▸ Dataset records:
........

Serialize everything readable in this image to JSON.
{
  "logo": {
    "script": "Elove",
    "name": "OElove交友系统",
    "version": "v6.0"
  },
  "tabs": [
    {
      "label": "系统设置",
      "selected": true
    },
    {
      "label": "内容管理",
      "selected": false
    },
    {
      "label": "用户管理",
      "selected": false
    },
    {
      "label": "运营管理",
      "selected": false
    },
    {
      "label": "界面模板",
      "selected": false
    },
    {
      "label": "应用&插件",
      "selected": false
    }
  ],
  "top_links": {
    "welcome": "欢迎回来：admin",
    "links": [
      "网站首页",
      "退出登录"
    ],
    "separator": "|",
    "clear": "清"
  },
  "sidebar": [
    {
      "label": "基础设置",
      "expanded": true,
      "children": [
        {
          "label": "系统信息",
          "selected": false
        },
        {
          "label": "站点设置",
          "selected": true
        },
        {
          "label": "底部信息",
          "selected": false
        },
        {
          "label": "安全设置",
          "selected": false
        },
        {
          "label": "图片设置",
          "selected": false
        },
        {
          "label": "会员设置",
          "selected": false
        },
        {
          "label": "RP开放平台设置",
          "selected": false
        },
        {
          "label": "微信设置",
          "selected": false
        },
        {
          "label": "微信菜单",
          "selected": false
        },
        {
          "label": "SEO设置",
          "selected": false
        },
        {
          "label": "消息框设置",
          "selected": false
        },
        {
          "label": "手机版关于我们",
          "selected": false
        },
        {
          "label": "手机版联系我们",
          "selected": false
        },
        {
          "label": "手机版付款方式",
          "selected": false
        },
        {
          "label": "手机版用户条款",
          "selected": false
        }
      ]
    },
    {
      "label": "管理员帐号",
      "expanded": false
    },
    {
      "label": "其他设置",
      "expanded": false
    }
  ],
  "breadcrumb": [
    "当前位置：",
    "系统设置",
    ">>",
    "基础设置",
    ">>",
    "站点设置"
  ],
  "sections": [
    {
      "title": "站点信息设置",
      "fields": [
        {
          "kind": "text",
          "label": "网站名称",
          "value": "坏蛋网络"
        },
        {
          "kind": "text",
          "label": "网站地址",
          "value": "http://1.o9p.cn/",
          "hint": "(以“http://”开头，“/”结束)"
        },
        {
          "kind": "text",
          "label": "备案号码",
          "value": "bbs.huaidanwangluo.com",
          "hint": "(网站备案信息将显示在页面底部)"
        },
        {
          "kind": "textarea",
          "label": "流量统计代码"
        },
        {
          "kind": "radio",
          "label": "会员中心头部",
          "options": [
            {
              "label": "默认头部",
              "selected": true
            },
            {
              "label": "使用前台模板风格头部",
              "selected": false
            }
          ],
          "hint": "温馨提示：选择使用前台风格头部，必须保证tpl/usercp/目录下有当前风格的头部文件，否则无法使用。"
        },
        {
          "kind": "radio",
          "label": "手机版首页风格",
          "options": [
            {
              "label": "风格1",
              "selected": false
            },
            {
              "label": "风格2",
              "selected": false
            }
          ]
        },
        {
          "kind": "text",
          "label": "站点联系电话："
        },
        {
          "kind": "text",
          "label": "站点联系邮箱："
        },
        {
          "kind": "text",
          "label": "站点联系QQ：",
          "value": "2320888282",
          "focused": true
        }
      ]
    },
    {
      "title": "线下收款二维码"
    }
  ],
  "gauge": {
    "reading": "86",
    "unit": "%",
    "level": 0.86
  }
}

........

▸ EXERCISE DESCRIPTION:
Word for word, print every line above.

▸ ANSWER BOX:
Serialize everything readable in this image to JSON.
{
  "logo": {
    "script": "Elove",
    "name": "OElove交友系统",
    "version": "v6.0"
  },
  "tabs": [
    {
      "label": "系统设置",
      "selected": true
    },
    {
      "label": "内容管理",
      "selected": false
    },
    {
      "label": "用户管理",
      "selected": false
    },
    {
      "label": "运营管理",
      "selected": false
    },
    {
      "label": "界面模板",
      "selected": false
    },
    {
      "label": "应用&插件",
      "selected": false
    }
  ],
  "top_links": {
    "welcome": "欢迎回来：admin",
    "links": [
      "网站首页",
      "退出登录"
    ],
    "separator": "|",
    "clear": "清"
  },
  "sidebar": [
    {
      "label": "基础设置",
      "expanded": true,
      "children": [
        {
          "label": "系统信息",
          "selected": false
        },
        {
          "label": "站点设置",
          "selected": true
        },
        {
          "label": "底部信息",
          "selected": false
        },
        {
          "label": "安全设置",
          "selected": false
        },
        {
          "label": "图片设置",
          "selected": false
        },
        {
          "label": "会员设置",
          "selected": false
        },
        {
          "label": "RP开放平台设置",
          "selected": false
        },
        {
          "label": "微信设置",
          "selected": false
        },
        {
          "label": "微信菜单",
          "selected": false
        },
        {
          "label": "SEO设置",
          "selected": false
        },
        {
          "label": "消息框设置",
          "selected": false
        },
        {
          "label": "手机版关于我们",
          "selected": false
        },
        {
          "label": "手机版联系我们",
          "selected": false
        },
        {
          "label": "手机版付款方式",
          "selected": false
        },
        {
          "label": "手机版用户条款",
          "selected": false
        }
      ]
    },
    {
      "label": "管理员帐号",
      "expanded": false
    },
    {
      "label": "其他设置",
      "expanded": false
    }
  ],
  "breadcrumb": [
    "当前位置：",
    "系统设置",
    ">>",
    "基础设置",
    ">>",
    "站点设置"
  ],
  "sections": [
    {
      "title": "站点信息设置",
      "fields": [
        {
          "kind": "text",
          "label": "网站名称",
          "value": "坏蛋网络"
        },
        {
          "kind": "text",
          "label": "网站地址",
          "value": "http://1.o9p.cn/",
          "hint": "(以“http://”开头，“/”结束)"
        },
        {
          "kind": "text",
          "label": "备案号码",
          "value": "bbs.huaidanwangluo.com",
          "hint": "(网站备案信息将显示在页面底部)"
        },
        {
          "kind": "textarea",
          "label": "流量统计代码"
        },
        {
          "kind": "radio",
          "label": "会员中心头部",
          "options": [
            {
              "label": "默认头部",
              "selected": true
            },
            {
              "label": "使用前台模板风格头部",
              "selected": false
            }
          ],
          "hint": "温馨提示：选择使用前台风格头部，必须保证tpl/usercp/目录下有当前风格的头部文件，否则无法使用。"
        },
        {
          "kind": "radio",
          "label": "手机版首页风格",
          "options": [
            {
              "label": "风格1",
              "selected": false
            },
            {
              "label": "风格2",
              "selected": false
            }
          ]
        },
        {
          "kind": "text",
          "label": "站点联系电话："
        },
        {
          "kind": "text",
          "label": "站点联系邮箱："
        },
        {
          "kind": "text",
          "label": "站点联系QQ：",
          "value": "2320888282",
          "focused": true
        }
      ]
    },
    {
      "title": "线下收款二维码"
    }
  ],
  "gauge": {
    "reading": "86",
    "unit": "%",
    "level": 0.86
  }
}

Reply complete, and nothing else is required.